Easy Emulsifier Chemistry Demonstration

Oil and Water Don't Mix - That's why you need an emulsifier.  (Joanne Goldby)

Oil and Water Don’t Mix – That’s why you need an emulsifier. (Joanne Goldby)

How an Emulsifier Works (Fvasconcellos)

How an Emulsifier Works (Fvasconcellos)

Soap is good at cleaning because it acts as an emulsifier, enabling one liquid to disperse into another immiscible liquid. While oil (which attracts dirt) doesn’t naturally mix with water, soap can suspend oil/dirt in such a way that it can be removed.

It’s easy to demonstrate the action of an emulsifer. All you need are two immiscible liquids and a little dishwashing detergent or soap.

Emulsifier Demo Materials

  • water
  • oil or kerosene
  • dishwashing detergent or soap
  • flask or clear glass

If you like, you can add food coloring to this demonstration.
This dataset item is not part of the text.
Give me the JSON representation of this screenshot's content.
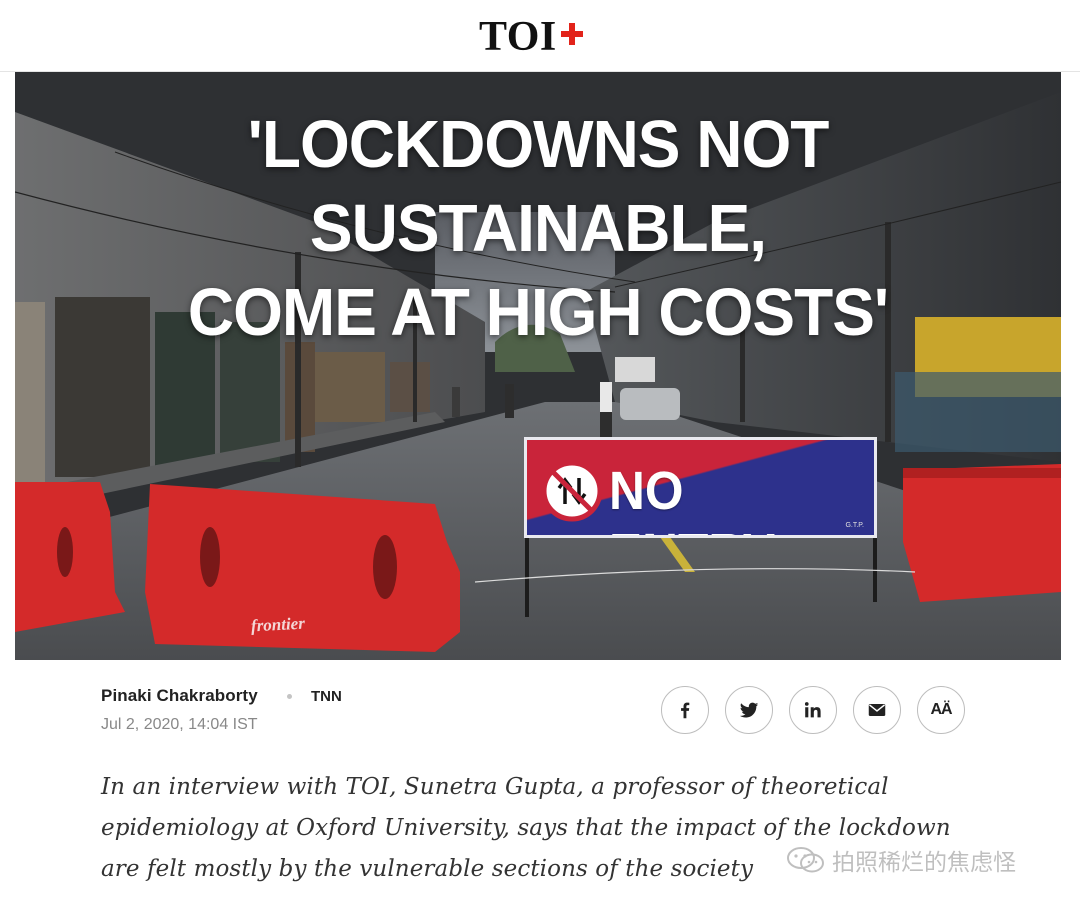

It will color the water and not the oil or kerosene. You don’t need to add coloring to tell the water and oil apart, though. Some oils are naturally colored. Or, if you use kerosene, it’s often tinted so people can identify it on sight.

Perform the Demonstration

  1. Add some oil or kerosene together with some water in a flask. Swirl the contents around to try to mix them. What happens?
  2. Add a squirt of dishwashing liquid. Swirl or shake the flask to mix the ingredients. How has the layer of kerosene or oil been changed?

What could be easier, right?

Pepper and Water Emulsifier Trick

This video shows another fun way to illustrate emulsification. If you sprinkle pepper on a dish of water and touch your finger to the surface of the liquid, you get a wet finger but no reaction from the pepper. Next, if you put a drop of liquid dishwashing soap on the tip of your finger and touch the surface of the water, the pepper seems to scatter away.